The much deserving top doc co-winner at Sundance, "The Farm: Angola, USA" is an ambitious, appropriately moody peek behind the razor wire that surrounds Louisiana State Penitentiary -- America's largest maximum security prison.
The much deserving top doc co-winner at Sundance, “The Farm: Angola, USA” is an ambitious, appropriately moody peek behind the razor wire that surrounds Louisiana State Penitentiary — America’s largest maximum security prison. Co directed by Jonathan Stack and Liz Garbus, with a strong assist from prison-mag editor Wilbert Rideau, doc has terrific narrative drive and dramatic heft. Rave reviews and strong word of mouth could mean “Hoop Dreams”-type bookings for this matter of fact — and, therefore, all the more devastating — indictment of the U.S. penal system.
After the obligatory stats (85% of the 5,000 inmates will die behind bars), film puts its editing team to the test by laying out parallel stories of six prisoners, including Logan (Bones) Theriot, a wife-killer in the last stages of lung cancer, and Eugene (Bishop) Tannehill, an elderly inmate who preaches eternal salvation as he awaits a parole that never comes. Semblance of inner peace achieved by both men forces viewer to question basic tenets of hope and freedom.
The perspectives of the frightened newcomer and the death row vet who has used up his last appeal are provided by George Crawford and John Brown, respectively. Crawford’s nervous gaze speaks volumes. As he arrives by bus and is processed as the narrator informs, “For those heading to Angola, life means life.”
Harsh realities of life inside — your wife and friends soon forget you; one by one, family members stop visiting — are spelled out in the world’s most depressing orientation session. Acceptance is essential to survival, new prisoners are told.
Shot on location over a yearlong stretch and set to Curtis Lundy’s indigenous jazz, doc is crammed with stranger than fiction stuff, such as the prison deejay’s Christmas patter and a condemned man’s last meal of crawfish. Among the bleakly humorous vignettes: children being patted down by guards on visiting day, and guards’ kids playing baseball a quarter-mile from death row, in “the safest town in America.”
Dramatic highlights, if they can be termed such, are provided by ill-fated parole hearings for rapist Vincent Simmons and armed robber Ashanti Witherspoon. The contrast between convicts poring over law books, building their case for early release, and these sham hearings, presided over by smug, good ol’ boy tribunals, will have viewers shaking their fists at the screen, especially when you hear it’s Simmons’ first hearing in 20 years.
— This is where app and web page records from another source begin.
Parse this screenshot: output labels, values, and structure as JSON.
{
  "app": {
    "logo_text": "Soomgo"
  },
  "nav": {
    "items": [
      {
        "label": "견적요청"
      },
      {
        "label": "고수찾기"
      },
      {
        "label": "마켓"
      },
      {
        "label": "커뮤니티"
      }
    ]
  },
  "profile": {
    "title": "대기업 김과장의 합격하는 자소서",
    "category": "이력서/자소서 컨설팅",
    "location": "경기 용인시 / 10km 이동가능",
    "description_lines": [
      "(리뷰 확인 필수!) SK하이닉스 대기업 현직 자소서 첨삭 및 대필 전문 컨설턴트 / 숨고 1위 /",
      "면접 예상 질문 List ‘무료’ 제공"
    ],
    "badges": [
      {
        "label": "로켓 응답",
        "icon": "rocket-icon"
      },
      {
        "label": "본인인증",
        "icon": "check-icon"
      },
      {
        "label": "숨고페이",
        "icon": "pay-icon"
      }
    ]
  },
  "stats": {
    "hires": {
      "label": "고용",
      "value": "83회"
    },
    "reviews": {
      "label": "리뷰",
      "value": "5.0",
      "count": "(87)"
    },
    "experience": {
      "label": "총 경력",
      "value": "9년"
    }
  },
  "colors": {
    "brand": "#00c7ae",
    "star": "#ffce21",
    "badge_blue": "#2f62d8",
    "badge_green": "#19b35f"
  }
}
At heart, film is an eloquent, evenhanded plea for compassion and forgiveness, arguing that there is no reason to continue warehousing “changed” men like Bishop Tannehill and that a system that takes the opposite tack is more interested in vengeance than justice. Also, given the makeup of the prison population (77% black) and the paternalistic attitude of the white warden, docu more than suggests institutionalized racism. The prison farm, which turns a tidy profit with mostly black labor, sits on the site of what used to be a plantation, farmed by slaves from West Africa.
“The Farm,” recorded on high resolution Beta and Sony tape and transferred to 16mm, covers an amazing amount of ground in 93 short minutes. It ends with a final crushing irony: Much to his biological family’s consternation, Bones Theriot elects to be buried on prison soil, beside the only real family he knew.